As my four younger daughters and were I were en route to the local library last night I asked Daughter No. 3 how her most recent Sunday evening religious education class had gone. Three of the four are preparing for confirmation and are in the first year of a two-year program. They are about as enthusiastic as any young teen would be about having to spend 75 minutes every Sunday evening learning about religion.
Daughter No. 3 was quick with her response: “We didn’t learn anything.”
Me: “What do you mean, you didn’t learn anything?”
D3: “We had a party because we won’t have another class until after the holidays.”
Me: “Well, that must have been nice, right?”
D3: “Oh, yeah.”
I then decided to see how much or – more likely, in her case – how little she was enjoying the class. “How about I ask you some questions about what you’ve learned this year?” Her sisters, sitting in the back seat, and likely hoping for a repeat of this memorable Q-and-A session, immediately voiced their assent.
“Dad!” Daughter No. 3 broke in. “No! You always ask me hard stuff. About the bible. You know I don’t know bible stuff!”
Now, to be fair, Daughter No. 3 is an exceptionally bright young lady. She has a very good chance of finishing the current semester with straight A’s and just last week learned she had earned recognition as a South Carolina Junior Scholar.
That said, she is not on the fast track for a doctorate in Theology.
“Okay,” I relented, “how about if I ask you about the sacraments? I’m sure you’ve gone over those, right?”
Me: “Really? You haven’t gone over the sacraments?”
D3: “Dad, we’ve only been to class a couple of times.”
Me: “You’ve been going since October, so it’s been more than a couple of times. Just name the sacraments. I’ll give you a hint: There are seven of them.”
D3: “Um, marriage, baptism, communion … confirmation … “
And then the fun began.
Me (sarcastically): “Yes, being born is a sacrament. Everybody automatically gets a free sacrament just by being born.”
Me: “Ah, another free sacrament.”
D3: “Sick. Being sick. Helping the sick.”
D3 (laughing): “How about a hint?”
Me: “What kind of hint?”
D3: “Tell me what the first letter of one of them is.”
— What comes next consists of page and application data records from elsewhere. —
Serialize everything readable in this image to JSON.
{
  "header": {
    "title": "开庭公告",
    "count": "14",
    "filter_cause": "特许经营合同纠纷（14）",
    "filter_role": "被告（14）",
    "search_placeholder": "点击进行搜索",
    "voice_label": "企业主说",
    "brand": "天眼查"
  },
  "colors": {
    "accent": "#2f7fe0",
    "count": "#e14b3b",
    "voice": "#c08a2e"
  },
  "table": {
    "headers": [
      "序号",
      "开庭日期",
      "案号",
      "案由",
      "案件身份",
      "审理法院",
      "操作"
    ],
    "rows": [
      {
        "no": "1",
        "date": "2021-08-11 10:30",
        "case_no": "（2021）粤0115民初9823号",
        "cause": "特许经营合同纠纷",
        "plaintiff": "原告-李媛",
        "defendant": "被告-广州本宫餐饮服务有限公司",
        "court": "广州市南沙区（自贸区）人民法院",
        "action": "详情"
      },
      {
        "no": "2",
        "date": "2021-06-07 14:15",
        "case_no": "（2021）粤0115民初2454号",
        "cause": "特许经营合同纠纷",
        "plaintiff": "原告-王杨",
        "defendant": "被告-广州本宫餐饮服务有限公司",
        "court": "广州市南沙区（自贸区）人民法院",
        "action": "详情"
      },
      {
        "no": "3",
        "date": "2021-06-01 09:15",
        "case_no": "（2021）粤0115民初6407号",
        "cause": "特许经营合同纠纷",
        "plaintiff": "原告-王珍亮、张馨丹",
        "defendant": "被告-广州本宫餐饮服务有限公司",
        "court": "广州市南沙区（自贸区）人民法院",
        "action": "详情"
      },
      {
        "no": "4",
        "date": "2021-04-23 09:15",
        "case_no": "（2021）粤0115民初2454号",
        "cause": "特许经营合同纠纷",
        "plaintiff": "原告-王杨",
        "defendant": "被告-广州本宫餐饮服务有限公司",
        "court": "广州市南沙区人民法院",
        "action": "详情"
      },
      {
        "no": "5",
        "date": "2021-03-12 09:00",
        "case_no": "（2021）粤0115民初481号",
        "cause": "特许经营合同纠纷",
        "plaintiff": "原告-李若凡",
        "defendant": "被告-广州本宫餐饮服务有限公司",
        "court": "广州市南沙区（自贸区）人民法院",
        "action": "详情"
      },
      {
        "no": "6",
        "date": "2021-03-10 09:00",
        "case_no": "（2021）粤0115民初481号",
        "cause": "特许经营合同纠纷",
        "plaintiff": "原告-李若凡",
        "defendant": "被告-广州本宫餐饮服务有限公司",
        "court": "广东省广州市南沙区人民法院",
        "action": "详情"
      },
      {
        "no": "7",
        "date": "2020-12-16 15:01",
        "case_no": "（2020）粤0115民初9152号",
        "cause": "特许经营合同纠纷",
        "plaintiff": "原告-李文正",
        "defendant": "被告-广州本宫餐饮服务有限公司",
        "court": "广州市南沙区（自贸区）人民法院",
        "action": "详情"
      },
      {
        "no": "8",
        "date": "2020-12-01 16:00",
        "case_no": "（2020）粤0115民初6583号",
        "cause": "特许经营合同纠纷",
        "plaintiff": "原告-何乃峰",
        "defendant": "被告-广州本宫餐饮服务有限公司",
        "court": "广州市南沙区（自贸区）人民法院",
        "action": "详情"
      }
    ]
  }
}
Me: “’H.’ One of them starts with ‘H.’” (Sacrament of holy orders)
Me (Laughing): “No, but a nice try. That, I suppose is one of the goals of the sacraments, but, no, heaven is not a sacrament.”
D3: “Ah, man. How about another hint? Tell me the next letter?”
Me: “’O,’ as in ‘H-O.’”
D3 (with a quizzical look); “I have no idea.”
Me: “Let’s try another one. It starts with ‘R.’” (Sacrament of reconciliation, or confession.)
D3: “Uh, recreation!”
Me (laughing harder): “That’s right, playing kickball or baseball counts a sacrament.”
D3: (now just fishing for words that start with R): “ … re-, re-, reincarnation!”
Me (head titled down, simply staring at D3): “Oh, did I miss the memo from the pope about the Catholic Church opting to include reincarnation – a central belief among Buddhists and Hindus – as a sacrament?”
D2, D4, D5: Louder laughter.
D3: “These are too hard. Just tell me what the rest of them are.”
D2 and D4 (In unison): “I know, I know.”
(Daughters 2 and 4 are also in the confirmation class.)
“Okay,” I say, pointing to D2, “what’s another one?”
Me: “Yes. That would be the one that starts with ‘R.’”
D3: “Oh, yeah!”
I then point to D4
D4: “Anointing of the sick.”
D3: (quizzically): “What is that?”
Me: That would be the sacrament you received the day you were born, when you were very sick.”
D3: “Oh, yeah.”
Me: “Oh, yeah.”
Me: “And who knows the last sacrament?”
D4: “The one where you become a priest.”
Me: “Yes, it’s called holy orders. That would be the one that starts with an ‘H’ and ‘O.’”
I then gave Daughter No. 3 a quick glance, to which she shrugged.
“Congratulations,” I said, “You got four out of seven. That’s about, oh, 57 percent.”
D3: “Thank you, thank you very much.”